To easily locate crappie-rich areas, use your sonar to identify humps, creek channels and ledges with dense cover – such as brush or other forms – nearby that contain plenty of baitfish – these spots should serve as targets when searching for a hot spot.
Fish a Vertical Jig Under Docks
As Fall progresses and temperatures decrease, crappie move deeper basins with slightly warmer waters to school up near the bottom and take bait near it; they may even school right under your dock! Once found, simple vertical jig presentations on light line should quickly produce success for quick crappie limits.
Fishfinders can help locate transition areas where muddy-bottom creek channels meet harder bottom lake sections, which gives you a good indication of where crappies might be schooling at dusk and dawn. Once you locate such an area, rig a small 6 to 8 inch long jig with minnow baited with red hair as quickly as possible and move it slowly under cover (weeds or other forms). This keeps it within strike zone longer – increasing chances of landing lazy hits by startled fish!
Crappie can often be found near where tributary arms feed into main lakes, as these waters tend to have clearer waters that often hold more fish. Crappies will often congregate at these spots at dusk and dawn when schools of bait fish congregate there, providing plenty of chances to catch crappie.
Crappie are known to take refuge in submerged creek channels that run along reservoir tributary arms in autumn, as these provide high oxygen counts and cover for bait fish to hide in. Crappies will follow these streams towards the main lake until reaching their mouth where they school up quickly to become easy targets for bait or lure presentations.
An 8 foot ultralight rod equipped with a small drop shot rig works exceptionally well when fishing shallow shorelines during Fall weather conditions. It allows for consistent placement of small micro baits within striking range without constantly needing to rebait them.
Fish Under Cover
As the lake cools down, weed beds and brush piles that had held crappie like fleas in spring begin to thin, forcing bank fishermen to find new spots for catching these delectable slabs. Look for steeper banks with weeds, docks or rocks extending out into deeper water that attract roaming schools of hungry crappie looking for sustenance during this heavy fall feeding period.

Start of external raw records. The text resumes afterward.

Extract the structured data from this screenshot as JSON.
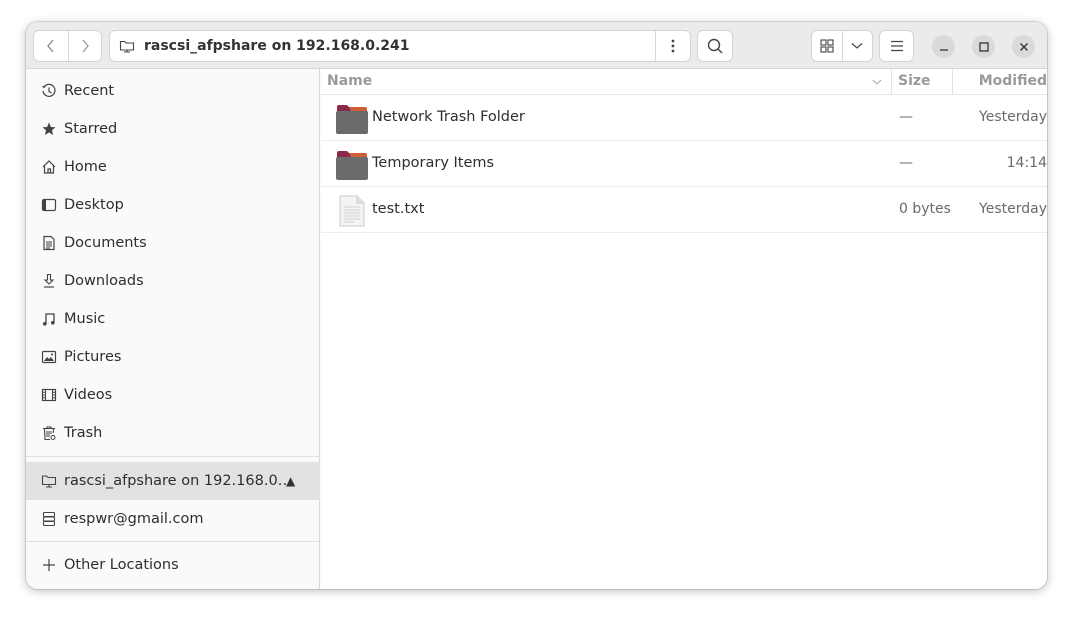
{
  "header": {
    "location": "rascsi_afpshare on 192.168.0.241",
    "back_icon": "chevron-left-icon",
    "forward_icon": "chevron-right-icon",
    "location_menu_icon": "vertical-ellipsis-icon",
    "search_icon": "search-icon",
    "view_icon": "grid-view-icon",
    "view_options_icon": "chevron-down-icon",
    "menu_icon": "hamburger-menu-icon",
    "window_controls": [
      "minimize",
      "maximize",
      "close"
    ]
  },
  "sidebar": {
    "places": [
      {
        "label": "Recent",
        "icon": "clock-icon"
      },
      {
        "label": "Starred",
        "icon": "star-icon"
      },
      {
        "label": "Home",
        "icon": "home-icon"
      },
      {
        "label": "Desktop",
        "icon": "desktop-icon"
      },
      {
        "label": "Documents",
        "icon": "document-icon"
      },
      {
        "label": "Downloads",
        "icon": "download-icon"
      },
      {
        "label": "Music",
        "icon": "music-icon"
      },
      {
        "label": "Pictures",
        "icon": "picture-icon"
      },
      {
        "label": "Videos",
        "icon": "video-icon"
      },
      {
        "label": "Trash",
        "icon": "trash-icon"
      }
    ],
    "mounts": [
      {
        "label": "rascsi_afpshare on 192.168.0…",
        "icon": "network-folder-icon",
        "active": true,
        "eject": "▲"
      },
      {
        "label": "respwr@gmail.com",
        "icon": "server-icon",
        "active": false
      }
    ],
    "other": {
      "label": "Other Locations",
      "icon": "plus-icon"
    }
  },
  "columns": {
    "name": "Name",
    "size": "Size",
    "modified": "Modified"
  },
  "files": [
    {
      "name": "Network Trash Folder",
      "type": "folder",
      "size": "—",
      "modified": "Yesterday"
    },
    {
      "name": "Temporary Items",
      "type": "folder",
      "size": "—",
      "modified": "14:14"
    },
    {
      "name": "test.txt",
      "type": "text",
      "size": "0 bytes",
      "modified": "Yesterday"
    }
  ],
  "colors": {
    "folder_body": "#6b6b6b",
    "folder_tab": "#8a2a4a",
    "folder_tab_edge": "#e06b2f"
  }
}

John Harrison of B’n’M Pro Staffer Team enjoys fishing creek channels lined with green iron wood bushes as they provide shade from the sun while providing cover for crappie to ambush bait fish. When temperatures begin to decrease and air clears out, these channels become popular places for crappie to ambush baitfish and ambush prey fish. Harrison notes that as soon as water temperatures decrease and air clears further, more crappie will begin congregating along these channels.
Locating bait fish is key to creating a productive crappie bite in the fall. Many of the shad that were concentrated near shallower waters during spawning have moved out deeper waters, leaving plenty of minnows and other small baitfish still around for hungry crappie to feed upon.
Locating these baitfish can also help determine at what depth a particular creek channel the crappie are holding. McCoy prefers fishing ledges during the fall months, looking specifically for ones with ambush points such as brush piles or rock ledges that drop down into channels; as well as those stair-stepped with shelves at different depths.
One way to locate these ledges is using your depth finder to search for likely-looking areas. Once you find one that seems likely, try fishing the top or bottom of the ledge with either a jig or minnow suspended beneath a slip bobber, as when its float drops and moves in the strike zone it triggers crappie feeding. Be patient as you slowly reel up your bait while pausing every foot or so so as the bait remains within this strike zone for as long as possible – it gives better chances for crappie to bite!